> [What this task involves]: Report back each line of the records that contains the string "tests".
Start of Data to process
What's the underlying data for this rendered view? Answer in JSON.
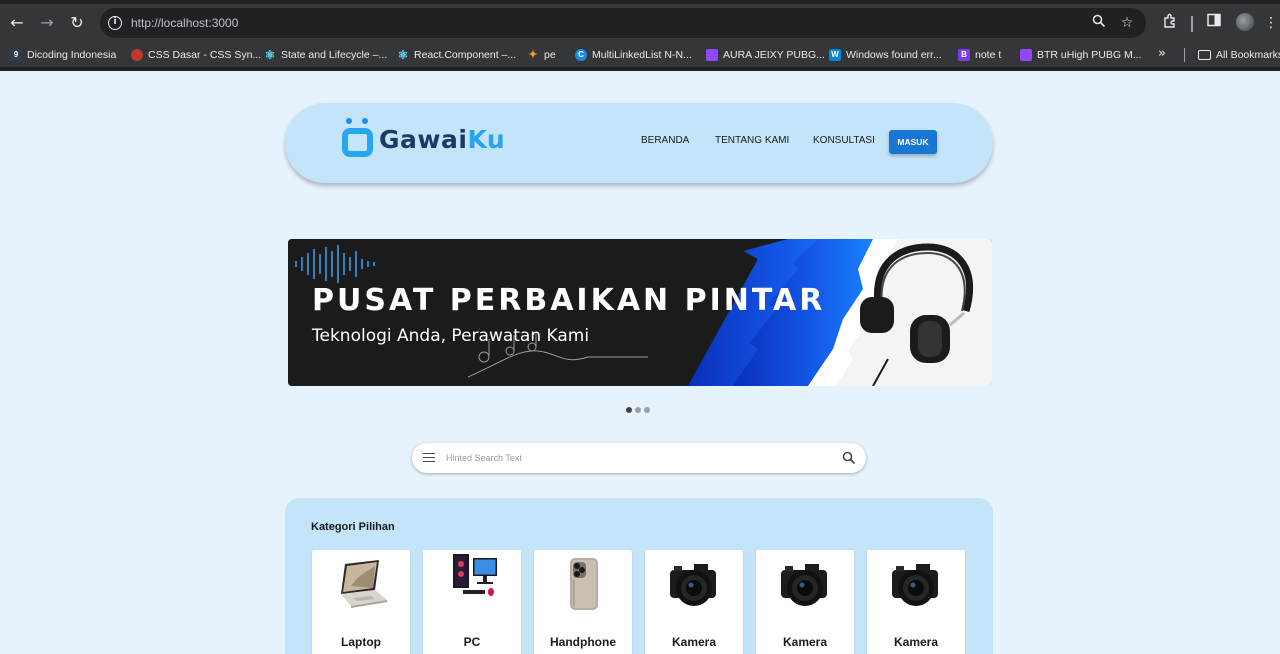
{
  "browser": {
    "url": "http://localhost:3000",
    "bookmarks": [
      {
        "label": "Dicoding Indonesia",
        "icon": "dicoding-icon",
        "color": "#2d3e50"
      },
      {
        "label": "CSS Dasar - CSS Syn...",
        "icon": "css-icon",
        "color": "#c0392b"
      },
      {
        "label": "State and Lifecycle –...",
        "icon": "react-icon",
        "color": "#61dafb"
      },
      {
        "label": "React.Component –...",
        "icon": "react-icon",
        "color": "#61dafb"
      },
      {
        "label": "pe",
        "icon": "pe-icon",
        "color": "#f39c12"
      },
      {
        "label": "MultiLinkedList N-N...",
        "icon": "c-icon",
        "color": "#1e88e5"
      },
      {
        "label": "AURA JEIXY PUBG...",
        "icon": "twitch-icon",
        "color": "#9146ff"
      },
      {
        "label": "Windows found err...",
        "icon": "w-icon",
        "color": "#0288d1"
      },
      {
        "label": "note t",
        "icon": "b-icon",
        "color": "#7c3aed"
      },
      {
        "label": "BTR uHigh PUBG M...",
        "icon": "twitch-icon",
        "color": "#9146ff"
      }
    ],
    "all_bookmarks_label": "All Bookmarks"
  },
  "header": {
    "logo_text_main": "Gawai",
    "logo_text_accent": "Ku",
    "nav": [
      "BERANDA",
      "TENTANG KAMI",
      "KONSULTASI"
    ],
    "login_label": "MASUK"
  },
  "banner": {
    "title": "PUSAT PERBAIKAN PINTAR",
    "subtitle": "Teknologi Anda, Perawatan Kami",
    "slide_count": 3,
    "active_slide": 1
  },
  "search": {
    "placeholder": "Hinted Search Text"
  },
  "categories": {
    "title": "Kategori Pilihan",
    "items": [
      {
        "label": "Laptop",
        "icon": "laptop-icon"
      },
      {
        "label": "PC",
        "icon": "pc-icon"
      },
      {
        "label": "Handphone",
        "icon": "phone-icon"
      },
      {
        "label": "Kamera",
        "icon": "camera-icon"
      },
      {
        "label": "Kamera",
        "icon": "camera-icon"
      },
      {
        "label": "Kamera",
        "icon": "camera-icon"
      }
    ]
  },
  "colors": {
    "page_bg": "#e6f3fd",
    "header_bg": "#c4e4fa",
    "primary": "#1976d2",
    "logo_dark": "#1a3a6b",
    "logo_accent": "#29a4f0"
  }
}
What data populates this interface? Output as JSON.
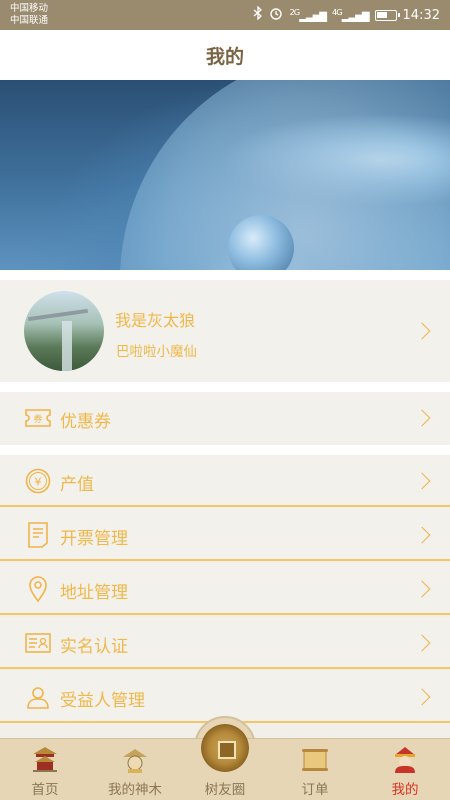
{
  "status_bar": {
    "carrier_1": "中国移动",
    "carrier_2": "中国联通",
    "network_1": "2G",
    "network_2": "4G",
    "time": "14:32",
    "icons": [
      "bluetooth-icon",
      "alarm-icon",
      "signal-icon",
      "signal-icon",
      "battery-icon"
    ]
  },
  "header": {
    "title": "我的"
  },
  "profile": {
    "name": "我是灰太狼",
    "subtitle": "巴啦啦小魔仙"
  },
  "menu": {
    "coupon": "优惠券",
    "output_value": "产值",
    "invoice": "开票管理",
    "address": "地址管理",
    "real_name": "实名认证",
    "beneficiary": "受益人管理"
  },
  "tabbar": {
    "home": "首页",
    "my_trees": "我的神木",
    "friends": "树友圈",
    "orders": "订单",
    "mine": "我的"
  },
  "colors": {
    "accent": "#f0b84a",
    "status_bar": "#9a8a6e",
    "title": "#7a6444",
    "active_tab": "#d53222",
    "tabbar_bg": "#e7d6b6"
  }
}
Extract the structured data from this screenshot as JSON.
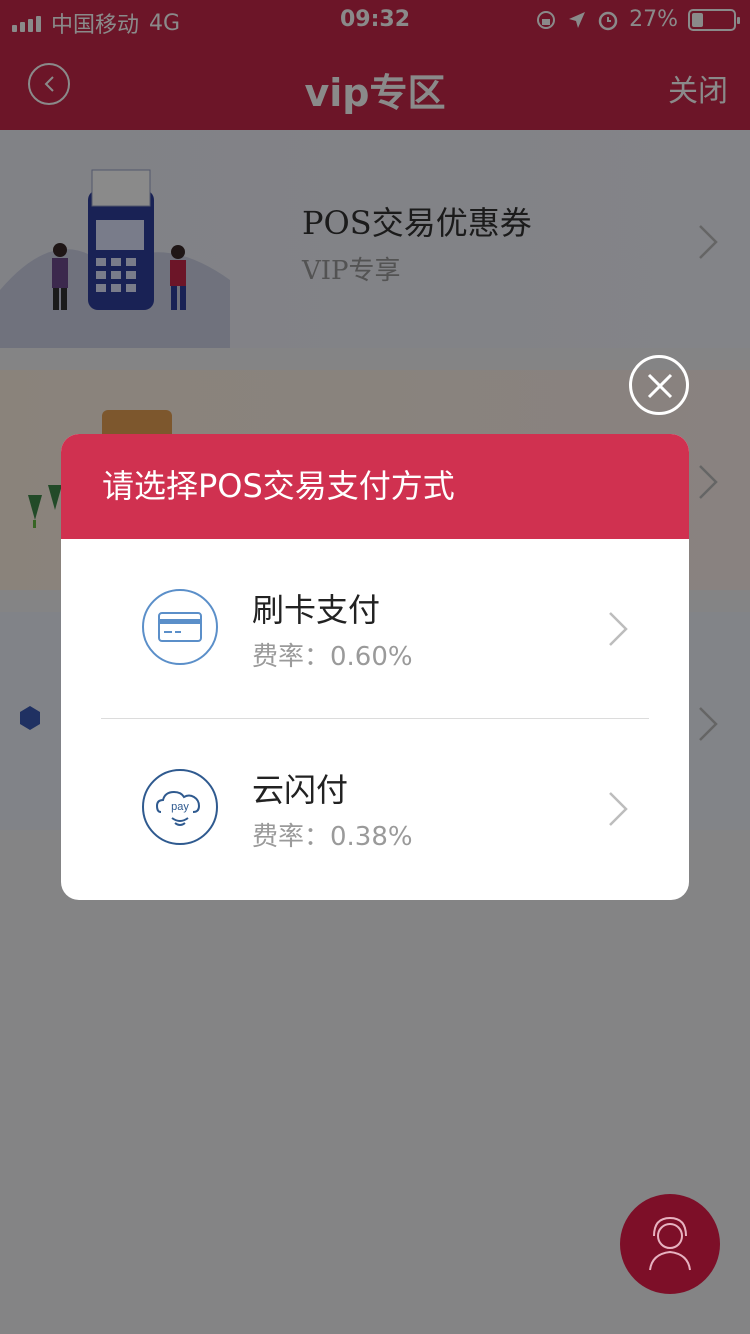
{
  "status_bar": {
    "carrier": "中国移动",
    "network": "4G",
    "time": "09:32",
    "battery": "27%",
    "battery_level": 0.27
  },
  "nav": {
    "title": "vip专区",
    "close_label": "关闭"
  },
  "background_list": {
    "card1_title": "POS交易优惠券",
    "card1_subtitle": "VIP专享"
  },
  "modal": {
    "title": "请选择POS交易支付方式",
    "options": [
      {
        "name": "刷卡支付",
        "rate": "费率：0.60%",
        "icon": "card-icon"
      },
      {
        "name": "云闪付",
        "rate": "费率：0.38%",
        "icon": "cloud-pay-icon",
        "icon_text": "pay"
      }
    ]
  },
  "colors": {
    "brand_red": "#c8284a",
    "modal_header": "#d03150",
    "icon_blue": "#5b8fc9",
    "fab": "#7d0f28"
  }
}
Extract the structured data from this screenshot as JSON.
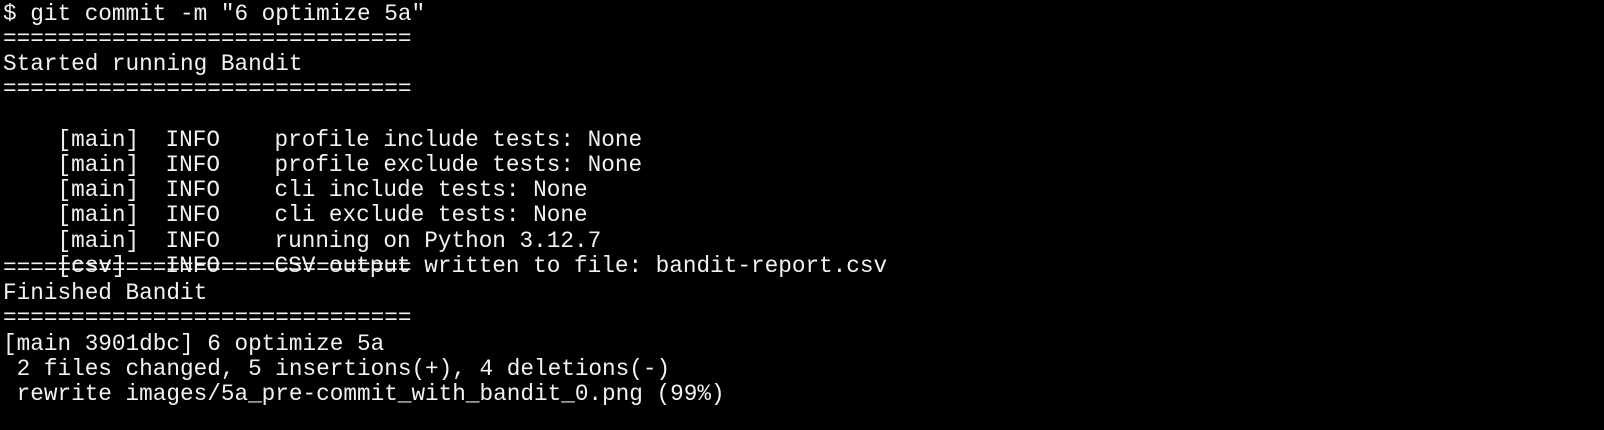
{
  "terminal": {
    "colors": {
      "background": "#000000",
      "foreground": "#f2f2f2",
      "previous_output": "#c8b400"
    },
    "command_line": "$ git commit -m \"6 optimize 5a\"",
    "separator": "==============================",
    "bandit_start": "Started running Bandit",
    "log": [
      {
        "tag": "[main]",
        "level": "INFO",
        "message": "profile include tests: None"
      },
      {
        "tag": "[main]",
        "level": "INFO",
        "message": "profile exclude tests: None"
      },
      {
        "tag": "[main]",
        "level": "INFO",
        "message": "cli include tests: None"
      },
      {
        "tag": "[main]",
        "level": "INFO",
        "message": "cli exclude tests: None"
      },
      {
        "tag": "[main]",
        "level": "INFO",
        "message": "running on Python 3.12.7"
      },
      {
        "tag": "[csv]",
        "level": "INFO",
        "message": "CSV output written to file: bandit-report.csv"
      }
    ],
    "bandit_end": "Finished Bandit",
    "commit_summary": "[main 3901dbc] 6 optimize 5a",
    "changes_stat": " 2 files changed, 5 insertions(+), 4 deletions(-)",
    "rewrite_line": " rewrite images/5a_pre-commit_with_bandit_0.png (99%)"
  }
}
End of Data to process
> [Solved problem]:
        "message": "profile include tests: None"
        "message": "profile exclude tests: None"
        "message": "cli include tests: None"
        "message": "cli exclude tests: None"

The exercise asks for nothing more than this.